This is the  Netflix versus Blockbuster story. When Netflix launched they were just a niche movie company for nerds, and Blockbuster was dominating the DVD rentals market. But internet disrupted the market, and Netflix was more suitable for the new way of delivering movies, while Blockbuster failed to adapt its business model and had to close doors.

Radical innovation is different. John Deer, e farming equipment company, started equipping tractors with sensors so farmers could track and monitor their yields. There was a potential for big data and the company understood this as a potential increase the capacity of delivering services with the existing technology. Now farmers can analyze the data gathered using the equipment mentioned and specialized software.

And if you remember the first iPhone, ages ago started with the ambition not to be just a phone. Now almost all the phones are smart, and at that moment – in 2007 – it was radical to believe that a phon could be used in all aspects of personal and professional life. A whole industry can learn from this lesson and can thank for the opportunity of radical, not disruptive change.

But, why is this difference relevant?! Why Netflix should care that change was disrupting and Blockbuster disappeared? While the answer is not easy, there is something to take into account. Radical innovation impacts the industry in a good way focusing on the long term, while disruptive innovations make the difference between those who could adapt and those who could not, making it compulsory even for the consumer to adapt.

For a company to embrace radical change, creativity must be encouraged within employees. A think tank won’t create a perfect product, but creative employees not afraid to share their ideas will be able by continuously improving various features to bring a better product or service on the market.
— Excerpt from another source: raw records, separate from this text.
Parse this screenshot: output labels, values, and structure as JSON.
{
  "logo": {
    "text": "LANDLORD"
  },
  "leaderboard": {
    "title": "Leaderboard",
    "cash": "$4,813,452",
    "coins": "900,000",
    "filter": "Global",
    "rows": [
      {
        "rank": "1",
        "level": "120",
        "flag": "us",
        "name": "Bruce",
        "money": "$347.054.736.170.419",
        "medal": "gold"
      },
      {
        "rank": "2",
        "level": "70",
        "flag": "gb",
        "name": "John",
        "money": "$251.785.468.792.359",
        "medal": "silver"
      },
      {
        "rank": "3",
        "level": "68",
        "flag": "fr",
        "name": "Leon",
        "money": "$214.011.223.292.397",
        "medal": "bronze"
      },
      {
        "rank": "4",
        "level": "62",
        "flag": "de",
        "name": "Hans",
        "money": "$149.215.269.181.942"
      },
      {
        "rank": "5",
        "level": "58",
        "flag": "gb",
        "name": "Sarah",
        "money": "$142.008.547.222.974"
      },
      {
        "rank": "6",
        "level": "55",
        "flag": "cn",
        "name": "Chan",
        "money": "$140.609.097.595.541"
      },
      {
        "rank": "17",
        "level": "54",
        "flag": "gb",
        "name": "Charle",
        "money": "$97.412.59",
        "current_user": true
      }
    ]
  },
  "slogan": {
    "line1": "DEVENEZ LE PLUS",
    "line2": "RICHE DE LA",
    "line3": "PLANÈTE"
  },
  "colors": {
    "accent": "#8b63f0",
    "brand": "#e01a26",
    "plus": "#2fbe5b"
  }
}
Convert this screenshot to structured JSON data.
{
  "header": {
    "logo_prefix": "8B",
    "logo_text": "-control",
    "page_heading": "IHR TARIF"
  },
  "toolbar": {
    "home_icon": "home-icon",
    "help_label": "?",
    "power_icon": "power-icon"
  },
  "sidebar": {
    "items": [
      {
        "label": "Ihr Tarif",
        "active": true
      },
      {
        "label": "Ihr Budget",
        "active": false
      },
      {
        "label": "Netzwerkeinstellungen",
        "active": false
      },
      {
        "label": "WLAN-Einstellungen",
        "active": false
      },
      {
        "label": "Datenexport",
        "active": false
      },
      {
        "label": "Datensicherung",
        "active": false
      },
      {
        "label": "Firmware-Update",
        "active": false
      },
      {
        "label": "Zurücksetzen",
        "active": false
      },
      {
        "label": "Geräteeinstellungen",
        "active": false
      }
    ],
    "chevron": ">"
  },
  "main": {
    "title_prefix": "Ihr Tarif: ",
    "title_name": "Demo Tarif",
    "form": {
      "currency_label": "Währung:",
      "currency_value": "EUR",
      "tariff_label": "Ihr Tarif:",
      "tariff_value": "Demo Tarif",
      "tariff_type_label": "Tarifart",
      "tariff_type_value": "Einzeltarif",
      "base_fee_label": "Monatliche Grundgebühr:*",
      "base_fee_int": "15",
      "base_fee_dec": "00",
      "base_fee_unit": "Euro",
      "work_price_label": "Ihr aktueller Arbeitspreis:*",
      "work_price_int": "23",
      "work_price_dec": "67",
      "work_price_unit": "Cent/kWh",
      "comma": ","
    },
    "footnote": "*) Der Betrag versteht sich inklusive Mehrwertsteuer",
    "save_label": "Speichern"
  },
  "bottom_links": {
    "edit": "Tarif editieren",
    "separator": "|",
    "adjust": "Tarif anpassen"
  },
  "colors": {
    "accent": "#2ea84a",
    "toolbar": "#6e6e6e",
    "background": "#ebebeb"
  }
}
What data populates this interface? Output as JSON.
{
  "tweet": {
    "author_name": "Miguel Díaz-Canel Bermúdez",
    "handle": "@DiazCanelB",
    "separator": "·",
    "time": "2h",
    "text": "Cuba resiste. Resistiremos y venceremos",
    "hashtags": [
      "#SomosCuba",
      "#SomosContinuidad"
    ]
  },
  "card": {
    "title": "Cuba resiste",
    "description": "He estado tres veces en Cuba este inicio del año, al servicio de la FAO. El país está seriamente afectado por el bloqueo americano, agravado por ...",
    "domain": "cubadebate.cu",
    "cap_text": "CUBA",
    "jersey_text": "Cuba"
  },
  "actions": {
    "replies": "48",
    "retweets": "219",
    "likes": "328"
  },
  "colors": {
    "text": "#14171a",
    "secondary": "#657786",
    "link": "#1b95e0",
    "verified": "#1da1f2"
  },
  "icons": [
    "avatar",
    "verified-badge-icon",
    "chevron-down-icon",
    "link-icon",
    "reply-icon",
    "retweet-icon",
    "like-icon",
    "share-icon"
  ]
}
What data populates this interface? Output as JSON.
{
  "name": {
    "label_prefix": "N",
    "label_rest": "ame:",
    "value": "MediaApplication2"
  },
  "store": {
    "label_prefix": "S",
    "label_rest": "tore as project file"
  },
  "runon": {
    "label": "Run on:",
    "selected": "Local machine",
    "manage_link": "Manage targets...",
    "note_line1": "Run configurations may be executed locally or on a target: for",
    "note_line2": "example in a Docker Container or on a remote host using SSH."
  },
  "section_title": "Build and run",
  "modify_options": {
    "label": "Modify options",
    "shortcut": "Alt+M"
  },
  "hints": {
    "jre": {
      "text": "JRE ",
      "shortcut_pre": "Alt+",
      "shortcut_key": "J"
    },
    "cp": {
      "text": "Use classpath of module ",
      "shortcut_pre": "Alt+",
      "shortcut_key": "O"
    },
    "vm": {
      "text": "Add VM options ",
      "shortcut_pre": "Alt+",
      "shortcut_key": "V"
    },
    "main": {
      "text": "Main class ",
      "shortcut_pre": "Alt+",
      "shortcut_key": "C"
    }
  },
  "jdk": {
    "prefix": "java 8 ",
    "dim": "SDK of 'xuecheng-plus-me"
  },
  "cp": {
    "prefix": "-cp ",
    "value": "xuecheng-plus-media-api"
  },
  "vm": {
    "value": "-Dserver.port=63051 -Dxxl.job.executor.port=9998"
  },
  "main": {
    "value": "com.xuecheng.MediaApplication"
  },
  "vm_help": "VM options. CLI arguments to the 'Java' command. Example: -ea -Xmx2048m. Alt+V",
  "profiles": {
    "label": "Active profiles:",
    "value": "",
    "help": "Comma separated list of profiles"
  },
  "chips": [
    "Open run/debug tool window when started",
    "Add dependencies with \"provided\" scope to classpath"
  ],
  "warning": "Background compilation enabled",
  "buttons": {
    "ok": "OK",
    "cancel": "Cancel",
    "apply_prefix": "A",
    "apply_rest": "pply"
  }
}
Companies should, of course, allow for failure, experiment with everything possible, and – that’s important – embrace feedback, good and bad.